I am so over comparing myself to all the other mamas. As a family, we've experienced a lot of change over the last couple of years. Our family dynamic is unlike most people we know, and in fact, most people think we are off our rockers. If I constantly compare myself to these other women, it's doing a disservice to myself and to my family. What is good and normal for us is bizarre and totally wrong for some. In this season, I am confident that what God is trying to teach me is to be me. To be exactly who He created me to be, and to step into those roles with confidence and also covered in His grace. Comparison is the thief of all joy, and for far too long I've allowed it to steal mine. I've been trying to be queen bee and comparing myself to all the other queens and boss babes (who I so admire!), trying to live up to their standards, when what God really had for me was the beautiful life of a mermaid or a dolphin (or you know, something free. I’m not great at metaphors). No matter how much I try, I’ll never settle in to a groove pursuing the life of a badass-boss-babe-queen-whatever, because I’m meant to be something totally otherwise (though I do fully appreciate being treated like royalty). I’ve felt lost and like I don’t fit in for far too long, mostly because I was trying to please, impress, and blend into a facade that wasn’t intended for me.

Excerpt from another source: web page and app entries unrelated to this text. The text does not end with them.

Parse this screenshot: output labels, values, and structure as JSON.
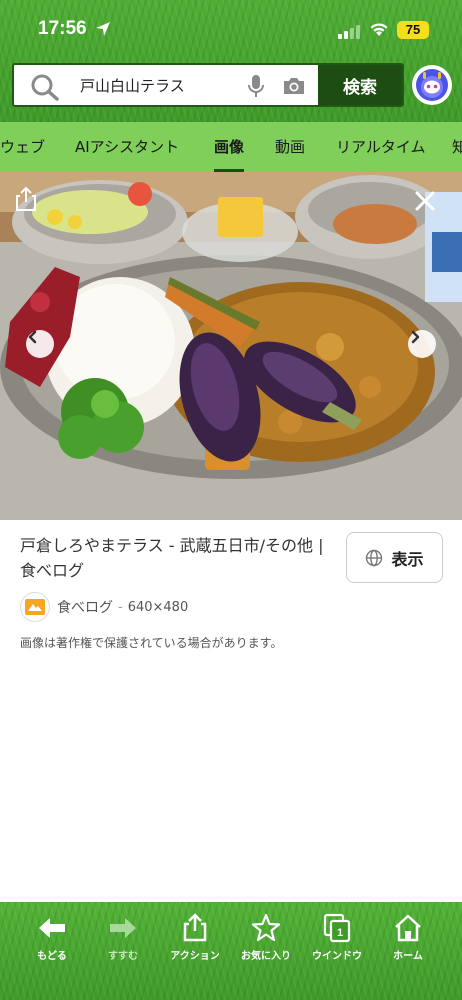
{
  "status_bar": {
    "time": "17:56",
    "battery": "75"
  },
  "search": {
    "query": "戸山白山テラス",
    "button_label": "検索"
  },
  "tabs": [
    {
      "label": "ウェブ",
      "active": false
    },
    {
      "label": "AIアシスタント",
      "active": false
    },
    {
      "label": "画像",
      "active": true
    },
    {
      "label": "動画",
      "active": false
    },
    {
      "label": "リアルタイム",
      "active": false
    },
    {
      "label": "知",
      "active": false
    }
  ],
  "result": {
    "title": "戸倉しろやまテラス - 武蔵五日市/その他 | 食べログ",
    "view_button_label": "表示",
    "source_name": "食べログ",
    "separator": "-",
    "image_size": "640×480",
    "copyright_notice": "画像は著作権で保護されている場合があります。"
  },
  "toolbar": {
    "items": [
      {
        "label": "もどる",
        "icon": "back-arrow-icon",
        "enabled": true
      },
      {
        "label": "すすむ",
        "icon": "forward-arrow-icon",
        "enabled": false
      },
      {
        "label": "アクション",
        "icon": "share-icon",
        "enabled": true
      },
      {
        "label": "お気に入り",
        "icon": "star-icon",
        "enabled": true
      },
      {
        "label": "ウインドウ",
        "icon": "windows-icon",
        "enabled": true,
        "badge": "1"
      },
      {
        "label": "ホーム",
        "icon": "home-icon",
        "enabled": true
      }
    ]
  },
  "colors": {
    "header_green": "#4fae34",
    "tab_green": "#7fcf5a",
    "search_button": "#1d4d12",
    "battery_yellow": "#f5df1c"
  }
}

I was made to mother these little people, to be a wife to my husband, and to decipher what God created me to do with my strengths and weaknesses and passions.
In her book Girl, Wash Your Face, Rachel Hollis says, “The God who made the moon and the stars and the mountains and the oceans, the Creator who did all of those things, believed that you and your baby were meant to be a pair. That doesn’t mean you’re going to be a perfect fit. That doesn’t mean you won’t make mistakes. It does mean that you need not fear failure because you can’t fail a job you were created to do.”
You cannot fail a job you were created to do, mama. CAN. NOT. How freeing is that? As a mother, as a wife, as a woman…you cannot fail because God himself, the maker and creator of all things, created you for this. The only standard I will strive to attain is His.
Now, if you’ll excuse me…I’m going to go lock the door and take a shower uninterrupted and not even feel guilty.